Machine Simplifies Tyre
The development of a device
that can segment used tyres into sections of specific material could provide
a means to dramatically reduce the number of used tyres sent to land fill
or illegally dumped.
The tyre recycling technology
was developed by the Advanced Manufacturing Cooperative Research Centre
(CRC) with Melbourne-based company VR TEK, in partnership with Deakin
University and the CSIRO,
VR TEK's tyre recycling process
uses mechanical segmenting and is energy efficient. It is the first part
of a patented process that turns used tyres into high quality rubber powders
that are free of metal contamination. The powders are ready for redevelopment
as new products based on rubber and elasto-polymers. The rubber crumb
is also cheaper than virgin rubber.
Over 20 million used tyres
are disposed of in Australia each year. Less than a quarter are recovered
and recycled; the remainder are dumped as waste where they pose environmental
and health problems.
Due to their metal content,
shredded tyres are difficult to recycle in an economically viable and
environmentally sustainable manner.
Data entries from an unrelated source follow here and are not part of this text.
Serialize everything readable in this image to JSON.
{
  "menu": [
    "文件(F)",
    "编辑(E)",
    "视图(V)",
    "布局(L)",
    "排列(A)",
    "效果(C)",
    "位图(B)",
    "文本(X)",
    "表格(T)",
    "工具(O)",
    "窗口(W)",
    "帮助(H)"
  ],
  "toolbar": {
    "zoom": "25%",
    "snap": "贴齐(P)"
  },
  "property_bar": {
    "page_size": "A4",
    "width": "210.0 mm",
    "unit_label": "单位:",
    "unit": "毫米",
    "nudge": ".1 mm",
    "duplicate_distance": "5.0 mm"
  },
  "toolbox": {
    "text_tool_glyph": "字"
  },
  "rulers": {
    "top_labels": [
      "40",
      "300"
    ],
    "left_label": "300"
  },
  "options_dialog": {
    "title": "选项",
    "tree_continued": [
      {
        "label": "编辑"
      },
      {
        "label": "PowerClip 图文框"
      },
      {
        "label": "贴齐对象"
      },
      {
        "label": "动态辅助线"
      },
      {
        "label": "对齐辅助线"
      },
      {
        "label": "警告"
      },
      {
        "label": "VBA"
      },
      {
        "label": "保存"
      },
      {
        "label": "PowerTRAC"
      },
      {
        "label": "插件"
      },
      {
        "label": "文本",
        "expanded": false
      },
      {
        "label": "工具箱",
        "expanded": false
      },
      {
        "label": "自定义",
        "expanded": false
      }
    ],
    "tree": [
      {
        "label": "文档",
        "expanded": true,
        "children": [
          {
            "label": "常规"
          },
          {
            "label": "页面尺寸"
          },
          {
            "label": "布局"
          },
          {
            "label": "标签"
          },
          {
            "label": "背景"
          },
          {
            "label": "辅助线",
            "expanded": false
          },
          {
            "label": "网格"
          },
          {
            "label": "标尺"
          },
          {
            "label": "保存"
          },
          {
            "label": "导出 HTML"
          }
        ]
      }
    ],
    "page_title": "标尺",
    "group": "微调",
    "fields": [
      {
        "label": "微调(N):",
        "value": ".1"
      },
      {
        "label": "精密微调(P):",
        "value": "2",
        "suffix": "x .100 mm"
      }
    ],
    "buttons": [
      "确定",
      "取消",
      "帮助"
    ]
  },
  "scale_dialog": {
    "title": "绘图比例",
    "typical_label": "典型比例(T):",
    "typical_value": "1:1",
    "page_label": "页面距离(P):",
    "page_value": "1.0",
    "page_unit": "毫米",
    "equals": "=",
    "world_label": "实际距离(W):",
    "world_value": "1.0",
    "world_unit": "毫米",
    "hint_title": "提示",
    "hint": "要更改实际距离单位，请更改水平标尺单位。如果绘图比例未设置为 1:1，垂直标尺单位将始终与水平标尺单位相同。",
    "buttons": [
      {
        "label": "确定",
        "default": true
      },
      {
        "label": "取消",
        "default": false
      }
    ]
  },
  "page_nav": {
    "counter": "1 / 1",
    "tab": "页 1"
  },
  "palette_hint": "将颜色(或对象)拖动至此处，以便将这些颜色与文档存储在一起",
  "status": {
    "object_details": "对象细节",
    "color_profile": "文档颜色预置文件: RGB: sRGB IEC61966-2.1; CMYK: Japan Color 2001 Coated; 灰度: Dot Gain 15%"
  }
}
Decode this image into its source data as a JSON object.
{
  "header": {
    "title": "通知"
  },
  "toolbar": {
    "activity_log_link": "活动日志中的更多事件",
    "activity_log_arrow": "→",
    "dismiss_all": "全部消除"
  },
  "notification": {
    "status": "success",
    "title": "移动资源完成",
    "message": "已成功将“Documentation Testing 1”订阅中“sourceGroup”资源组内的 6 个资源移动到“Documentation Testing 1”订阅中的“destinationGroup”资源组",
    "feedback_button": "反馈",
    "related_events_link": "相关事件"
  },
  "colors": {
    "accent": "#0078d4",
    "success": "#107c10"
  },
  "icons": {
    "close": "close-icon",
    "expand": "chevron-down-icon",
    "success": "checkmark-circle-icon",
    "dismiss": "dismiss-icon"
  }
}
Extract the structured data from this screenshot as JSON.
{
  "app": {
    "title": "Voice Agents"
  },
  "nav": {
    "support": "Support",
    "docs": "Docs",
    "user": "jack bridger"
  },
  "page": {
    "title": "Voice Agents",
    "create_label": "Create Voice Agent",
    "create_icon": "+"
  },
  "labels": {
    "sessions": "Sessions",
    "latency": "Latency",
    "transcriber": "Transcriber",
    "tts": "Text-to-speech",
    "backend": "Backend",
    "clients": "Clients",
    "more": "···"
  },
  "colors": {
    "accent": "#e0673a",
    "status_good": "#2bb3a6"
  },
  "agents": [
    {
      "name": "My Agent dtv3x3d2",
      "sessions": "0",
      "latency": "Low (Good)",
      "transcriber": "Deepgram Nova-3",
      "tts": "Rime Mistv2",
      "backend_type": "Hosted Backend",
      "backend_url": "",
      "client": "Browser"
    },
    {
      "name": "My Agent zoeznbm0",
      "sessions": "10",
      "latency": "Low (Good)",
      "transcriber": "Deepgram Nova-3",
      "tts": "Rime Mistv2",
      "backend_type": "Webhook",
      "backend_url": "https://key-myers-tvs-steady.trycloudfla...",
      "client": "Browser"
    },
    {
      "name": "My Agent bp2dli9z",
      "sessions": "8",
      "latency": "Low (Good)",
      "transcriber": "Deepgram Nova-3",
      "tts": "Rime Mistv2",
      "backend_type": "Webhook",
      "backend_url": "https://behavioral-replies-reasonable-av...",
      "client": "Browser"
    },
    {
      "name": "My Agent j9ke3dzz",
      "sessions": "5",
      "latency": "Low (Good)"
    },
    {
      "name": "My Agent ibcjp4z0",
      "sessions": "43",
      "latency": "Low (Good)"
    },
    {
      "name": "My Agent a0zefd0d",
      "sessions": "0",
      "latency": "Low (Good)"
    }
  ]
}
VR TEK and CSIRO have overcome this
problem with their device that segments tyres into sections of specific
The research project was funded
by a Federal Government grant of $516,000 through the Advanced Manufacturing
Cooperative Research Centre.
VR TEKs tyre recycling process produces
metal-free devulcanized and activated rubber
Federal Innovation minister
Senator Kim Carr said the technology is an example of how innovation is
helping to build a sustainable future for Australian companies and workers.
Victorian Manufacturing, Exports
and Trade minister Richard Dalla-Riva said the initiative is a great example
of a local company collaborating with local learning, research and development
institutions to produce a commercial application and global solution.
"This research partnership
shows how innovation and collaboration can boost commercial competitiveness
and productivity, while also delivering broader benefits such as reduced
waste and energy consumption," said Mr Dalla-Riva.